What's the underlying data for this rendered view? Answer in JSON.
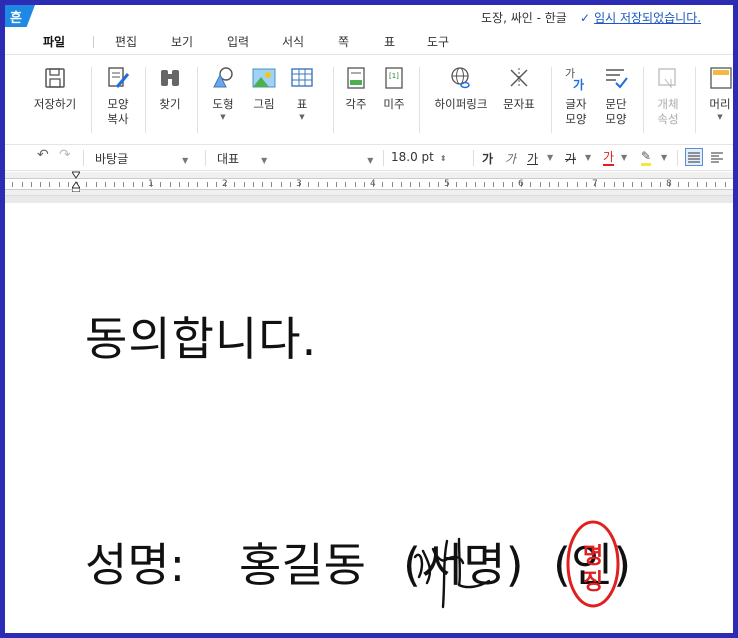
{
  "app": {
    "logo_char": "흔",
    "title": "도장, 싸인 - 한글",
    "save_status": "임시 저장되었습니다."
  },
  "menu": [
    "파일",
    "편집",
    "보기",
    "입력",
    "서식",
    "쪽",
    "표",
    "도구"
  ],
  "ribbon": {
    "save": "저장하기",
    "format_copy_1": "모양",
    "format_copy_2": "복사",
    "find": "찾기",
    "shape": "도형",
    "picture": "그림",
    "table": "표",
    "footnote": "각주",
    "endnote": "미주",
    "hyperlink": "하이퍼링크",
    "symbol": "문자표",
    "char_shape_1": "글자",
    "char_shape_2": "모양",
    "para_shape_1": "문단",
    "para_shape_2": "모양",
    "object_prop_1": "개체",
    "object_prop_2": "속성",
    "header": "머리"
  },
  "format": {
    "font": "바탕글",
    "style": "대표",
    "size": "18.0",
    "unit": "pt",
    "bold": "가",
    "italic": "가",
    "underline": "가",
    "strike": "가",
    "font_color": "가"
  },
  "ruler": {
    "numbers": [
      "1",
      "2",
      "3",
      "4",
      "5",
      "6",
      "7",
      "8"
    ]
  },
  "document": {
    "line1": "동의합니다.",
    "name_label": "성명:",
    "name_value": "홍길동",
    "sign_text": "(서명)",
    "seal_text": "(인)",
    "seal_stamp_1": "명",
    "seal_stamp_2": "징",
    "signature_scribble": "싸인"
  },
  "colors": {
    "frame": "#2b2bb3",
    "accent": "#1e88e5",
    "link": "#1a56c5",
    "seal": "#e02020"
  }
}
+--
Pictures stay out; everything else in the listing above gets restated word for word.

What's the underlying data for this rendered view? Answer in JSON.
{
  "app": {
    "logo_char": "흔",
    "title": "도장, 싸인 - 한글",
    "save_status": "임시 저장되었습니다."
  },
  "menu": [
    "파일",
    "편집",
    "보기",
    "입력",
    "서식",
    "쪽",
    "표",
    "도구"
  ],
  "ribbon": {
    "save": "저장하기",
    "format_copy_1": "모양",
    "format_copy_2": "복사",
    "find": "찾기",
    "shape": "도형",
    "picture": "그림",
    "table": "표",
    "footnote": "각주",
    "endnote": "미주",
    "hyperlink": "하이퍼링크",
    "symbol": "문자표",
    "char_shape_1": "글자",
    "char_shape_2": "모양",
    "para_shape_1": "문단",
    "para_shape_2": "모양",
    "object_prop_1": "개체",
    "object_prop_2": "속성",
    "header": "머리"
  },
  "format": {
    "font": "바탕글",
    "style": "대표",
    "size": "18.0",
    "unit": "pt",
    "bold": "가",
    "italic": "가",
    "underline": "가",
    "strike": "가",
    "font_color": "가"
  },
  "ruler": {
    "numbers": [
      "1",
      "2",
      "3",
      "4",
      "5",
      "6",
      "7",
      "8"
    ]
  },
  "document": {
    "line1": "동의합니다.",
    "name_label": "성명:",
    "name_value": "홍길동",
    "sign_text": "(서명)",
    "seal_text": "(인)",
    "seal_stamp_1": "명",
    "seal_stamp_2": "징",
    "signature_scribble": "싸인"
  },
  "colors": {
    "frame": "#2b2bb3",
    "accent": "#1e88e5",
    "link": "#1a56c5",
    "seal": "#e02020"
  }
}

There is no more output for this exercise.